Submerged in the wild: photographing elusive platypuses
Richard Freeman said that being asked to photograph the platypus reintroduction program for the University of New South Wales was an “amazing assignment”.
“I felt privileged to be able to document the incredible and valuable work that researchers Dr Gilad Bino and Dr Tahneal Hawke have been undertaking,” Richard said. “Another bonus is the fact that so few people actually get to experience these unique animals up close.”
Before the shoot, Richard did some research and realised there were very few photographs of platypuses in the wild. This is for a number of reasons – platypuses are timid, nocturnal, move rapidly and are extremely well camouflaged. “Trying to complicate things further, and a bit ambitiously, I thought it would be a good idea to try to get a single image below and above the water of a platypus being caught,” Richard said. “I underestimated many parts of this equation, not least of which was the fleeting moment I would have to take the shot, supposing we caught – or even saw – any. I was unable to get the split shot; if I’d entered the water I would have scared away any other platypuses before capturing was complete. However, I did manage to get an image in the pouring rain as Gilad and Tahneal released one on the last night I was with them.”

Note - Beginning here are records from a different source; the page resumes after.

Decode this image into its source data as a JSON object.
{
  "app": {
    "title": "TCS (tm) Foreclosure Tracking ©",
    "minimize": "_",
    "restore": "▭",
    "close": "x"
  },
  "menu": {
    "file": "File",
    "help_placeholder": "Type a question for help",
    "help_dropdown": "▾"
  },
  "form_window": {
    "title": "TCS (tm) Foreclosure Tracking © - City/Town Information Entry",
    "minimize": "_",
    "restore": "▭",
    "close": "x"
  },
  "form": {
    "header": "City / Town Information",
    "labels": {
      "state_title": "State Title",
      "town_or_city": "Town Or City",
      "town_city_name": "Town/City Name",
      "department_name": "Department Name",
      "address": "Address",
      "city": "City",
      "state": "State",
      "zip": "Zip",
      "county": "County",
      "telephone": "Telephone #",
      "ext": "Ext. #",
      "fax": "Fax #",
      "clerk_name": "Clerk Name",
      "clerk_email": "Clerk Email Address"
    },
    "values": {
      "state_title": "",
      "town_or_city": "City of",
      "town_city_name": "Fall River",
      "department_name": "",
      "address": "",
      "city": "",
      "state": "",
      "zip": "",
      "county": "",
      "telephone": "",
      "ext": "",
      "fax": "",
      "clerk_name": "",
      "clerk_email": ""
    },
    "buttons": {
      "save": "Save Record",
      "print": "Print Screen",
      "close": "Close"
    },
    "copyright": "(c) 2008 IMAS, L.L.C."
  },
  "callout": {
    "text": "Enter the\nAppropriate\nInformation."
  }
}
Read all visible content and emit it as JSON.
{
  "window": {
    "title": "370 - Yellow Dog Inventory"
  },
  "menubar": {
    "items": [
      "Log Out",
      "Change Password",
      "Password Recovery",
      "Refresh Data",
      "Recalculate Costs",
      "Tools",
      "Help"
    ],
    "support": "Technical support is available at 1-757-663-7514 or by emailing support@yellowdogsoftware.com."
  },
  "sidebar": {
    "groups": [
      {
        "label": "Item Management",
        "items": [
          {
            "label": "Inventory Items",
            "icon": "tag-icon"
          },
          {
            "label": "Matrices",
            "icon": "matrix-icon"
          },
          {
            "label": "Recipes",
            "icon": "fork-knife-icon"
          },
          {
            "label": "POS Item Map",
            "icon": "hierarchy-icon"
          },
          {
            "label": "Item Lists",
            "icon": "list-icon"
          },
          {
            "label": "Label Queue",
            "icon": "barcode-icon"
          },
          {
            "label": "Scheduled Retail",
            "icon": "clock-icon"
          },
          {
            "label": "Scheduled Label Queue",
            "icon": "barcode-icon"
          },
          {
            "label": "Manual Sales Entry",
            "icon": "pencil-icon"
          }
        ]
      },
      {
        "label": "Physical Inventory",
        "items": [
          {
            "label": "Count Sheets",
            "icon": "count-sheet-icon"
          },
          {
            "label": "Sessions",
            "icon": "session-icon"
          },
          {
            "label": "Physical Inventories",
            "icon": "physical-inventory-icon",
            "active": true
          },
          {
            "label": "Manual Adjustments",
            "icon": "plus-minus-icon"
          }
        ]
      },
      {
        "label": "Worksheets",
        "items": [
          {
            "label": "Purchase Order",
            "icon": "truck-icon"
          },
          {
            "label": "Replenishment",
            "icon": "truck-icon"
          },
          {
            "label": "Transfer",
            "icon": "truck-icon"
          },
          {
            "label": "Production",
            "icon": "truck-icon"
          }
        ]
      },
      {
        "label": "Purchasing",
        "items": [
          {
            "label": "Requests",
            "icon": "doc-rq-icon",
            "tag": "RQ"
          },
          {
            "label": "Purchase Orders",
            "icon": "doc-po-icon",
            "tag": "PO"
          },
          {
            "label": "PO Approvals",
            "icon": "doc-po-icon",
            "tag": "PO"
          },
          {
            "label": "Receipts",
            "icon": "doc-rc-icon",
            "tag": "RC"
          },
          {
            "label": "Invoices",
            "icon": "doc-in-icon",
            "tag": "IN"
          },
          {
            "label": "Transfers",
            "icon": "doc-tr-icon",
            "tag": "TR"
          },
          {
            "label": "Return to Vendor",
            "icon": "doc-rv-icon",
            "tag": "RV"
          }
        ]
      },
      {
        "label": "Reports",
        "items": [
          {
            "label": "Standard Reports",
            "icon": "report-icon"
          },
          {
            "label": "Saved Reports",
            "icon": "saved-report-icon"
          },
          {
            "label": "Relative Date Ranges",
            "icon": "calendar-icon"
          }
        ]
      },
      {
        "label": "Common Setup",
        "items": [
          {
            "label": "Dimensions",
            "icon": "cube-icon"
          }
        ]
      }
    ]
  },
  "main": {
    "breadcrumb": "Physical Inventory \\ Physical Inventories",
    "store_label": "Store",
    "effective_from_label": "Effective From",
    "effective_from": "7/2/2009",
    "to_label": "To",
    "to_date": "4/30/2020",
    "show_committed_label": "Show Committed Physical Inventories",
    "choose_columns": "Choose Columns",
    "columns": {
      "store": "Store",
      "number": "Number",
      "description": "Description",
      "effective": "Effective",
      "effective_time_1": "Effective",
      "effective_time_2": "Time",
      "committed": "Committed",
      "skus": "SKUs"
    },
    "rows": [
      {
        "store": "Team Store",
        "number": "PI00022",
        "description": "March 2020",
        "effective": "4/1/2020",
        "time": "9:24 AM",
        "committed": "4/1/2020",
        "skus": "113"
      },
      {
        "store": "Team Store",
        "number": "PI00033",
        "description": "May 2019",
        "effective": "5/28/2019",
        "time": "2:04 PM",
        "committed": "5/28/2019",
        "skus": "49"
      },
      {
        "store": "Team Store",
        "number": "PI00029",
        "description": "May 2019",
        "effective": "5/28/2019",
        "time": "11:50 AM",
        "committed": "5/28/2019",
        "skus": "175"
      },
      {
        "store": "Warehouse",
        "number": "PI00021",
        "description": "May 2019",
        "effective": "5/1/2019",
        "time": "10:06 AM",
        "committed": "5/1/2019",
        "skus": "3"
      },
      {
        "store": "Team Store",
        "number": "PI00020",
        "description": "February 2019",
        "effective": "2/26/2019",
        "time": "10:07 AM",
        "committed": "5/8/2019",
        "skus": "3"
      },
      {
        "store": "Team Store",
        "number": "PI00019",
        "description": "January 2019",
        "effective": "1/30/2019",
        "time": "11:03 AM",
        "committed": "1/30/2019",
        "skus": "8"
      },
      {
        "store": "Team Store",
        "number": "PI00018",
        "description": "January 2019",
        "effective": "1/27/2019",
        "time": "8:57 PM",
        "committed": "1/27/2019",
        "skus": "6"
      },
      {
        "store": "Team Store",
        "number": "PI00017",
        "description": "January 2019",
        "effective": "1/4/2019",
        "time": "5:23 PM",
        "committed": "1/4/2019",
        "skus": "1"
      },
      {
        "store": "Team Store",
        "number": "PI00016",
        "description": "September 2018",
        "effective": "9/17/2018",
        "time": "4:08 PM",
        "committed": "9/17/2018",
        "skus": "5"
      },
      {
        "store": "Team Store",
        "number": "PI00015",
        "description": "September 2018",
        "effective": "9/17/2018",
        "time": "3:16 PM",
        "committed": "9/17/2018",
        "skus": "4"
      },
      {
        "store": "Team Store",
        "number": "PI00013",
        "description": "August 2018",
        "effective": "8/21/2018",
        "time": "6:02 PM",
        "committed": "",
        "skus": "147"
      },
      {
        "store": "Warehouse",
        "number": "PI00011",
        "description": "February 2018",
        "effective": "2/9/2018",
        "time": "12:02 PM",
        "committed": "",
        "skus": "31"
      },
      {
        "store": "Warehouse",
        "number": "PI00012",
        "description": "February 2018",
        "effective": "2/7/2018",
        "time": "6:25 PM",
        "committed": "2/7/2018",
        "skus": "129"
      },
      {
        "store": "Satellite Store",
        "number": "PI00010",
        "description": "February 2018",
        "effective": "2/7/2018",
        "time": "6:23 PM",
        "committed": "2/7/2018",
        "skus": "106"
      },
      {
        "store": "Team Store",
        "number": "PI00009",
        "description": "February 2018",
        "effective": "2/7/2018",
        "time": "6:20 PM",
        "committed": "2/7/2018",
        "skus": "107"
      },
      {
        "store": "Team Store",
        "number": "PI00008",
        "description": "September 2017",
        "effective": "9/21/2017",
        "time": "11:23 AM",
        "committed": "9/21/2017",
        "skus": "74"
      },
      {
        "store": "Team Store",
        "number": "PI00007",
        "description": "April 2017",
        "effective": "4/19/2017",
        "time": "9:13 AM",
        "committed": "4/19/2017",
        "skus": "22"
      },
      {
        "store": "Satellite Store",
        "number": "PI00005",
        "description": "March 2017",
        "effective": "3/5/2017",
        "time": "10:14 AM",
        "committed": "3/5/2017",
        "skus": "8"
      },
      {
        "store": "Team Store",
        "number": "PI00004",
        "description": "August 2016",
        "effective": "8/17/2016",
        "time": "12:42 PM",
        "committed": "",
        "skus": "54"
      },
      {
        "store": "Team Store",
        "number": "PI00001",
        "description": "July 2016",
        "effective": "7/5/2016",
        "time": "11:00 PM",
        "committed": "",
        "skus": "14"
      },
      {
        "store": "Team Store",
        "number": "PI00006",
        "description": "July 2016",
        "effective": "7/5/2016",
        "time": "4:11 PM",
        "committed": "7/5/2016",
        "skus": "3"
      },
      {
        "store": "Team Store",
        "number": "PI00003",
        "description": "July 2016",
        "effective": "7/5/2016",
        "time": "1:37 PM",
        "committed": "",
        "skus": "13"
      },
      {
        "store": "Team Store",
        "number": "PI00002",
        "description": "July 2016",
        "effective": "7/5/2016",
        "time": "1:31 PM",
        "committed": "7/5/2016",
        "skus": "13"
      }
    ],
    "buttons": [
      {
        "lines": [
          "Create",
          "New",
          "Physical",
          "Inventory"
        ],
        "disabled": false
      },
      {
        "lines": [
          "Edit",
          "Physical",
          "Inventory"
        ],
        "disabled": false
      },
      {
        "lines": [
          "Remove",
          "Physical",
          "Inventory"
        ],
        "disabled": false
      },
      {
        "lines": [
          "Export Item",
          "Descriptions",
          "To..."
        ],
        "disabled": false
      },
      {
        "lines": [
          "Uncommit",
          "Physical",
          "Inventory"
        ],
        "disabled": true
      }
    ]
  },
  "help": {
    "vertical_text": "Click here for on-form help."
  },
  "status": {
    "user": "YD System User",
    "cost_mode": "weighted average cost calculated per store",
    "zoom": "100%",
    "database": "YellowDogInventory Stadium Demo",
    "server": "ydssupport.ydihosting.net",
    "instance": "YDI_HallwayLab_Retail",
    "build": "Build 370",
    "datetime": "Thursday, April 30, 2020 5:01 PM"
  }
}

On the very first survey and capture evening, Richard found himself surrounded by bright-yellow poplar trees under a magnificent, clear starry night, not quite sure if he would even get to see one of the elusive monotremes, let alone photograph one. He was asked casually if he’d mind holding a pillowcase, the contents of which turned out to be a very animated platypus, fresh from the river. “I can only describe the experience as being like holding a small cat or puppy, in terms of weight and size,” he said.
Richard described the Snowy Mountains region in autumn as “simply stunning”. “Being immersed in the river systems, surrounded by world-class scenery, was breathtaking. Wherever I pointed the camera, there were photographs begging to be taken,” he said. The arduous nature of the platypus survey-and-capture evenings is not to be underestimated, Richard noted. He was only with the team for four nights but found fatigue made it difficult to concentrate after the second.
“The fortitude and mental resilience of Gilad and Tahneal is astonishing,” he said. “They will often work for 10 nights straight in the field, rain, hail, snow or shine. I think Tahneal said 17 nights was her record. Mind boggling!”